Also in attendance for the one-day theory/three-day practical course were eight career firefighters from Geelong City, another three from Warrnambool and a volunteer from Hamilton.
“Mixing career and volunteer in rope training is all part of Barwon South West building a technical rescue team,” said Byron. “The four districts work together with their emergency response tables so that we have a complete picture of our technical response capability. It increases the region’s flexibility and builds awareness of each other’s capabilities.”
All course participants learned the seven key knots and the ins and outs of the standard equipment from ropes, harnesses, pulleys and hauling gear to carabiners, descenders, stretchers and PPE. Members learn the finer points of the twin-rope rescue system, adopted statewide, with people connected by two pieces of rope at all times in case one fails.
Perhaps the most difficult aspect of a technical rescue is finding the balance between urgency and the need for absolute caution.

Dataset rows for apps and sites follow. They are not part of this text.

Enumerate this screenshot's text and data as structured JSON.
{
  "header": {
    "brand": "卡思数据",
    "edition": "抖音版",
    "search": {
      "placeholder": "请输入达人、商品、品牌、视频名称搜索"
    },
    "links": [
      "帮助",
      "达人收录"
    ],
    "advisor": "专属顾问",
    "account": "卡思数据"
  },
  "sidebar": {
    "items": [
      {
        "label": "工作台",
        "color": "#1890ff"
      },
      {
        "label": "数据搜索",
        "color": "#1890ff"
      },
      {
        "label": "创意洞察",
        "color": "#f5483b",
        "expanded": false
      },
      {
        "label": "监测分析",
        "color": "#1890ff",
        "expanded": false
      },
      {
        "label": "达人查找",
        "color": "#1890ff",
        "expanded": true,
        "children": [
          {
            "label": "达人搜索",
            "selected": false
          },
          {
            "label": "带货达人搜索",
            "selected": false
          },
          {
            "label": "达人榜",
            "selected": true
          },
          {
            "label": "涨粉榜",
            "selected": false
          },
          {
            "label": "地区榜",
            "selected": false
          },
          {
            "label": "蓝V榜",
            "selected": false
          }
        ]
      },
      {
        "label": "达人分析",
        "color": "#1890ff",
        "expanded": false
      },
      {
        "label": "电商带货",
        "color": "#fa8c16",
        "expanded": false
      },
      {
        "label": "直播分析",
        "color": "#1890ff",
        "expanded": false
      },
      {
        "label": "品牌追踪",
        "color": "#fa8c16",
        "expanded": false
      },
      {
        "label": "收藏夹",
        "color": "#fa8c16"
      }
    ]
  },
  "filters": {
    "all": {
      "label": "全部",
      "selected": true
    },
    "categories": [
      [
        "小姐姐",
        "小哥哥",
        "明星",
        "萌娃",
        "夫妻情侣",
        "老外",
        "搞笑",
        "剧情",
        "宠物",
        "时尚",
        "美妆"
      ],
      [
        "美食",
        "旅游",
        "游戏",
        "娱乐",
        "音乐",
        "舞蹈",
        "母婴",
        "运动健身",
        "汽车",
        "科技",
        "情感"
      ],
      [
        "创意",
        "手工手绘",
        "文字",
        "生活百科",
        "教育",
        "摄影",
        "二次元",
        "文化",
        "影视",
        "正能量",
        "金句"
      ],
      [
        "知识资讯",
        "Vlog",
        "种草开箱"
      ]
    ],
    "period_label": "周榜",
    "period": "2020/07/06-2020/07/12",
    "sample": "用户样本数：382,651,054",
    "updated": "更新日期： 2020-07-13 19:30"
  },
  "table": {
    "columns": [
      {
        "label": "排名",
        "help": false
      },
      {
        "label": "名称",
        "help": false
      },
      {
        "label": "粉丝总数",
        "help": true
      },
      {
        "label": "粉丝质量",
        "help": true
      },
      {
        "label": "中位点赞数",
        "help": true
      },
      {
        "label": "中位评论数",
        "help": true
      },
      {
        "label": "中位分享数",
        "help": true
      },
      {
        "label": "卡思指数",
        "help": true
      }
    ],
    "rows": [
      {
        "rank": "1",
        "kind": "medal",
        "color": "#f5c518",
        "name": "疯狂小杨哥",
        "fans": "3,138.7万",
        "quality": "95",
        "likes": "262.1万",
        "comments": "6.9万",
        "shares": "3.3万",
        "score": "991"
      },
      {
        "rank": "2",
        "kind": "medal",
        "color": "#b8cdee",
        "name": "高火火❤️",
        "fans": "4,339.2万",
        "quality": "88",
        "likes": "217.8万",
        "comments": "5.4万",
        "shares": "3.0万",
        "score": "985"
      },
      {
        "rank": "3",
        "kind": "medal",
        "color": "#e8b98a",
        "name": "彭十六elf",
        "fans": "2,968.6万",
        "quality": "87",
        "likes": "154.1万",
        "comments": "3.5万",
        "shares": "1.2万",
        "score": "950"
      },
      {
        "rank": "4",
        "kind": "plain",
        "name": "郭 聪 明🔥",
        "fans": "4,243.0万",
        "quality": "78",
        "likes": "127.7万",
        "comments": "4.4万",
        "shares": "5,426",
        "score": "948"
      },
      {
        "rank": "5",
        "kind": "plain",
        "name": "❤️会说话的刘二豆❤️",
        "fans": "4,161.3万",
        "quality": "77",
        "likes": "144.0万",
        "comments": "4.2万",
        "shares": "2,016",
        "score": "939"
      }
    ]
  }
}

“Everyone in the course did 12 drills on steep hills near Apollo Bay,” continued Byron. “Everyone got to be the commander, the haul team commander, the safety officer, the belay operator and a member of the over-the-edge team. We’re teaching people to step up as the rescue commander; we’re teaching people to work as a team. Everyone learns to do a lot of checking of welfare, whereabouts and progress.”

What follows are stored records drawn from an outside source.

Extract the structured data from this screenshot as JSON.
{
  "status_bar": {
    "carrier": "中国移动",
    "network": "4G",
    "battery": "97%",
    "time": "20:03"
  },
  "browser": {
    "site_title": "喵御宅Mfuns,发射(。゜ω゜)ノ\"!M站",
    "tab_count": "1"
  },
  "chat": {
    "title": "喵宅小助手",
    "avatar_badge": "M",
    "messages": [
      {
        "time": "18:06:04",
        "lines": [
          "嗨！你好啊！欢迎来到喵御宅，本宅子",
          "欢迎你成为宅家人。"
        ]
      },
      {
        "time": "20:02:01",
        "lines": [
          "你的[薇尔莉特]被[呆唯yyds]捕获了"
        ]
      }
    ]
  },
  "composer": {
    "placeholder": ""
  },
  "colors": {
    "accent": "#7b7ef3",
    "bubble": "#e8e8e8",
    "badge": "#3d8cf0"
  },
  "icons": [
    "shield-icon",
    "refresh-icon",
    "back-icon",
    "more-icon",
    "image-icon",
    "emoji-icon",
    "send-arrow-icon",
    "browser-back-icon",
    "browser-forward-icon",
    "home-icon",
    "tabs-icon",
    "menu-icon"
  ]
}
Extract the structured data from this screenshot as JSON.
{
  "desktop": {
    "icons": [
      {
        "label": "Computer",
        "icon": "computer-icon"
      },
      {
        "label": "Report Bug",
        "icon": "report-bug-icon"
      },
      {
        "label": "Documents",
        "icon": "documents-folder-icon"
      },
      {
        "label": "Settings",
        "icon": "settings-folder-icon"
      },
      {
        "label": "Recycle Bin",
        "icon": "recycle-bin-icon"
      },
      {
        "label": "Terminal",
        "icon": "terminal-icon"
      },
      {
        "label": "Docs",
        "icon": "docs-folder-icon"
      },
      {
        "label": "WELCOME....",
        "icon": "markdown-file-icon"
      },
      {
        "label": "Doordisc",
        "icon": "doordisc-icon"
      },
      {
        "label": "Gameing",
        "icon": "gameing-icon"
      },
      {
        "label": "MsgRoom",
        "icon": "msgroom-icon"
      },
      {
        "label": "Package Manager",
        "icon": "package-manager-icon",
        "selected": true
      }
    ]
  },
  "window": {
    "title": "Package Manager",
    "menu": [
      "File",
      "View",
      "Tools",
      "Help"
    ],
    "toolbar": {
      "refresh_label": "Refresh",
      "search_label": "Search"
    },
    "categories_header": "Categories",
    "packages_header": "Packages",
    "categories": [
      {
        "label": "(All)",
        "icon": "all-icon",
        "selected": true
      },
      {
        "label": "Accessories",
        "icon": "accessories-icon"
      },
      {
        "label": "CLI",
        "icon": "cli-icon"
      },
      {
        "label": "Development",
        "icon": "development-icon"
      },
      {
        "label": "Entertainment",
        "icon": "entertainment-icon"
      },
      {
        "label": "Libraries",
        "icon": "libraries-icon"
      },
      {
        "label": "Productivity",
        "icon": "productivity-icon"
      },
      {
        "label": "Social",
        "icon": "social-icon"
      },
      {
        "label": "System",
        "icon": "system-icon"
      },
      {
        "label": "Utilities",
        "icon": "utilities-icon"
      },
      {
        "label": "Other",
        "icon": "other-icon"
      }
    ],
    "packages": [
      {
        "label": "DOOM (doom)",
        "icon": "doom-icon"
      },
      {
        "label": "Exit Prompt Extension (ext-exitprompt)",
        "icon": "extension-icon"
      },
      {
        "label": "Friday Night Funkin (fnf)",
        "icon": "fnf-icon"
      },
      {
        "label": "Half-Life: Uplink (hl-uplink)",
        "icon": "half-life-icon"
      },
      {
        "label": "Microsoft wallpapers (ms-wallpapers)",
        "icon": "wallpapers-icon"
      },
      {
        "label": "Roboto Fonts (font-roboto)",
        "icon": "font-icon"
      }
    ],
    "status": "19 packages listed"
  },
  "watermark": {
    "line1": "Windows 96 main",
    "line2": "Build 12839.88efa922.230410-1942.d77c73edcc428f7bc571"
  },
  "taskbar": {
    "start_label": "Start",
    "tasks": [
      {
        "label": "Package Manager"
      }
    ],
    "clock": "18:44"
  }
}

One thing Apollo Bay members didn’t need any revision on was the nine-to-one mechanical advantage pulley system. The Cape Patton rescue involved some 10 people on the pulley hauling up nine metres of rope for every one metre of stretcher ascent.
“We’re by ourselves for nearly every job for at least an hour so we’re a very isolated brigade,” said David. “It makes you better at what you do, but the Cape Patton job stretched us to the limit.
“If there’s a rope job, we call in the career fireys at Warrnambool and Geelong City like we did that day. The career fireys and police search and rescue can look at our set up when they arrive and we feel equal to them. We get lots of affirmation from the police and the ambos and we’ve never let them down.
“The challenges for us are busloads of tourists every day, narrow roads, drivers unfamiliar with the road and distracted by the view. We do breathing apparatus, road and rope rescue and search and rescue with just 15 operational members. We got five new members last year; they did minimum skills before Christmas and already they’ve got their steep angle qualification.”
Apollo Bay Secretary/Treasurer Leah Beamish got a boost from the course. “I felt a lot of confidence in myself and in the team,” said Leah. “It’s also knowing that there’s backup for us and watching the backup in action. You have different brigades and volunteer and career fireys all merging as a team.”
It can’t be a coincidence that a high-challenge/varied-incidents brigade such as Apollo Bay has had a significant number of volunteers train as career firefighters. The Great Ocean Road and the Otways throw up complex emergencies and that challenge is inspiring and can point to a career direction.
Apollo Bay members will be offered high angle rope rescue training before the end of the year.